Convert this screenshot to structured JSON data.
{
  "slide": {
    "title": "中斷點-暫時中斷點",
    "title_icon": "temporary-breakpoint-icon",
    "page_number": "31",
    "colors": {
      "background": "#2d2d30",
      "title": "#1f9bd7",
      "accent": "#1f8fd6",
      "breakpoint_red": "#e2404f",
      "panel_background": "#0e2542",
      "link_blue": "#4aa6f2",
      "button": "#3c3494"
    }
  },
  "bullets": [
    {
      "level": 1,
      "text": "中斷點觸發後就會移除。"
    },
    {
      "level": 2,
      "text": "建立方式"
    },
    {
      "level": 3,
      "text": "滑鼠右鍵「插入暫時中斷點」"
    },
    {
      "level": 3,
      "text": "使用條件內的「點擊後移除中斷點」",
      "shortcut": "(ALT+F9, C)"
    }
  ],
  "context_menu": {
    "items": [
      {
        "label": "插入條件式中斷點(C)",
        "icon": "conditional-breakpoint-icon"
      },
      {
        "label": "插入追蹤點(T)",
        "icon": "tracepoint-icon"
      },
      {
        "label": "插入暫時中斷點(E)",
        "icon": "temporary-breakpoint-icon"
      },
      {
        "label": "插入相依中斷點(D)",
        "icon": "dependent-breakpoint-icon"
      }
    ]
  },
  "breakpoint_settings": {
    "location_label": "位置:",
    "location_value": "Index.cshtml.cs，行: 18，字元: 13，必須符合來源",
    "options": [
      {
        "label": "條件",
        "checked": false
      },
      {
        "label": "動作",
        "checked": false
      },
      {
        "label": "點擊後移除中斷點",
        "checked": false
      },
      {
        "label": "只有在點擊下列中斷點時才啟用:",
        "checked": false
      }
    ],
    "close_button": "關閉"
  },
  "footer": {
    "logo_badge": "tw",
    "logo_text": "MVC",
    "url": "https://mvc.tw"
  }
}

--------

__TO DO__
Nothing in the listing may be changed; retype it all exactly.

__ANSWER SPACE__
Convert this screenshot to structured JSON data.
{
  "slide": {
    "title": "中斷點-暫時中斷點",
    "title_icon": "temporary-breakpoint-icon",
    "page_number": "31",
    "colors": {
      "background": "#2d2d30",
      "title": "#1f9bd7",
      "accent": "#1f8fd6",
      "breakpoint_red": "#e2404f",
      "panel_background": "#0e2542",
      "link_blue": "#4aa6f2",
      "button": "#3c3494"
    }
  },
  "bullets": [
    {
      "level": 1,
      "text": "中斷點觸發後就會移除。"
    },
    {
      "level": 2,
      "text": "建立方式"
    },
    {
      "level": 3,
      "text": "滑鼠右鍵「插入暫時中斷點」"
    },
    {
      "level": 3,
      "text": "使用條件內的「點擊後移除中斷點」",
      "shortcut": "(ALT+F9, C)"
    }
  ],
  "context_menu": {
    "items": [
      {
        "label": "插入條件式中斷點(C)",
        "icon": "conditional-breakpoint-icon"
      },
      {
        "label": "插入追蹤點(T)",
        "icon": "tracepoint-icon"
      },
      {
        "label": "插入暫時中斷點(E)",
        "icon": "temporary-breakpoint-icon"
      },
      {
        "label": "插入相依中斷點(D)",
        "icon": "dependent-breakpoint-icon"
      }
    ]
  },
  "breakpoint_settings": {
    "location_label": "位置:",
    "location_value": "Index.cshtml.cs，行: 18，字元: 13，必須符合來源",
    "options": [
      {
        "label": "條件",
        "checked": false
      },
      {
        "label": "動作",
        "checked": false
      },
      {
        "label": "點擊後移除中斷點",
        "checked": false
      },
      {
        "label": "只有在點擊下列中斷點時才啟用:",
        "checked": false
      }
    ],
    "close_button": "關閉"
  },
  "footer": {
    "logo_badge": "tw",
    "logo_text": "MVC",
    "url": "https://mvc.tw"
  }
}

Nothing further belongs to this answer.